> _ACTIVITY_:
What's required is a verbatim printout of all the data.

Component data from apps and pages
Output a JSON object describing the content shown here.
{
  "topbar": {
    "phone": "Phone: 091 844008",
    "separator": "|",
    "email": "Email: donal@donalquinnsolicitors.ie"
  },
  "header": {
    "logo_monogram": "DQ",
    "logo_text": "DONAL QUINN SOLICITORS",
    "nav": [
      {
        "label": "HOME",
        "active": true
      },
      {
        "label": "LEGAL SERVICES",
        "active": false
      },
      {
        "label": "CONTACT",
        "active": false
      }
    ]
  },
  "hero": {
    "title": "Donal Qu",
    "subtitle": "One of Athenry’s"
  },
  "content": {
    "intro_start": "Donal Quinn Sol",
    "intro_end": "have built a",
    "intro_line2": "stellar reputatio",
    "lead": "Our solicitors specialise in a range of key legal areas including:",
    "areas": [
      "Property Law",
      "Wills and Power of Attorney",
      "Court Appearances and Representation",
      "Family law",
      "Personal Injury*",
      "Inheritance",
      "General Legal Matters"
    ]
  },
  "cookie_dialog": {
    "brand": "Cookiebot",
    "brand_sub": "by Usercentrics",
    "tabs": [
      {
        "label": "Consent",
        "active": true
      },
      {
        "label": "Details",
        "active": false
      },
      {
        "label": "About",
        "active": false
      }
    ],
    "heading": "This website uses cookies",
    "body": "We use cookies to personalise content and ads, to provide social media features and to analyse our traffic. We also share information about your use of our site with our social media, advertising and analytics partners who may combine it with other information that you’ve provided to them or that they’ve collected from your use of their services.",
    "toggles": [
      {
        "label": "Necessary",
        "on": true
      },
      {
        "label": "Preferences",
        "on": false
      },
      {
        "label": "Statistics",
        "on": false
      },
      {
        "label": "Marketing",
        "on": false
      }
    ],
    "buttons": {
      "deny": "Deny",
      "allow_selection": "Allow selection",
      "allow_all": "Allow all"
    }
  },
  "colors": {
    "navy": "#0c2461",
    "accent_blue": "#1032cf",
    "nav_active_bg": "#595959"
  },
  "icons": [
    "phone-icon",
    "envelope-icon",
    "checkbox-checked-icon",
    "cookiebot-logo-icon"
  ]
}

> _EXPECTED ANSWER_:
Output a JSON object describing the content shown here.
{
  "topbar": {
    "phone": "Phone: 091 844008",
    "separator": "|",
    "email": "Email: donal@donalquinnsolicitors.ie"
  },
  "header": {
    "logo_monogram": "DQ",
    "logo_text": "DONAL QUINN SOLICITORS",
    "nav": [
      {
        "label": "HOME",
        "active": true
      },
      {
        "label": "LEGAL SERVICES",
        "active": false
      },
      {
        "label": "CONTACT",
        "active": false
      }
    ]
  },
  "hero": {
    "title": "Donal Qu",
    "subtitle": "One of Athenry’s"
  },
  "content": {
    "intro_start": "Donal Quinn Sol",
    "intro_end": "have built a",
    "intro_line2": "stellar reputatio",
    "lead": "Our solicitors specialise in a range of key legal areas including:",
    "areas": [
      "Property Law",
      "Wills and Power of Attorney",
      "Court Appearances and Representation",
      "Family law",
      "Personal Injury*",
      "Inheritance",
      "General Legal Matters"
    ]
  },
  "cookie_dialog": {
    "brand": "Cookiebot",
    "brand_sub": "by Usercentrics",
    "tabs": [
      {
        "label": "Consent",
        "active": true
      },
      {
        "label": "Details",
        "active": false
      },
      {
        "label": "About",
        "active": false
      }
    ],
    "heading": "This website uses cookies",
    "body": "We use cookies to personalise content and ads, to provide social media features and to analyse our traffic. We also share information about your use of our site with our social media, advertising and analytics partners who may combine it with other information that you’ve provided to them or that they’ve collected from your use of their services.",
    "toggles": [
      {
        "label": "Necessary",
        "on": true
      },
      {
        "label": "Preferences",
        "on": false
      },
      {
        "label": "Statistics",
        "on": false
      },
      {
        "label": "Marketing",
        "on": false
      }
    ],
    "buttons": {
      "deny": "Deny",
      "allow_selection": "Allow selection",
      "allow_all": "Allow all"
    }
  },
  "colors": {
    "navy": "#0c2461",
    "accent_blue": "#1032cf",
    "nav_active_bg": "#595959"
  },
  "icons": [
    "phone-icon",
    "envelope-icon",
    "checkbox-checked-icon",
    "cookiebot-logo-icon"
  ]
}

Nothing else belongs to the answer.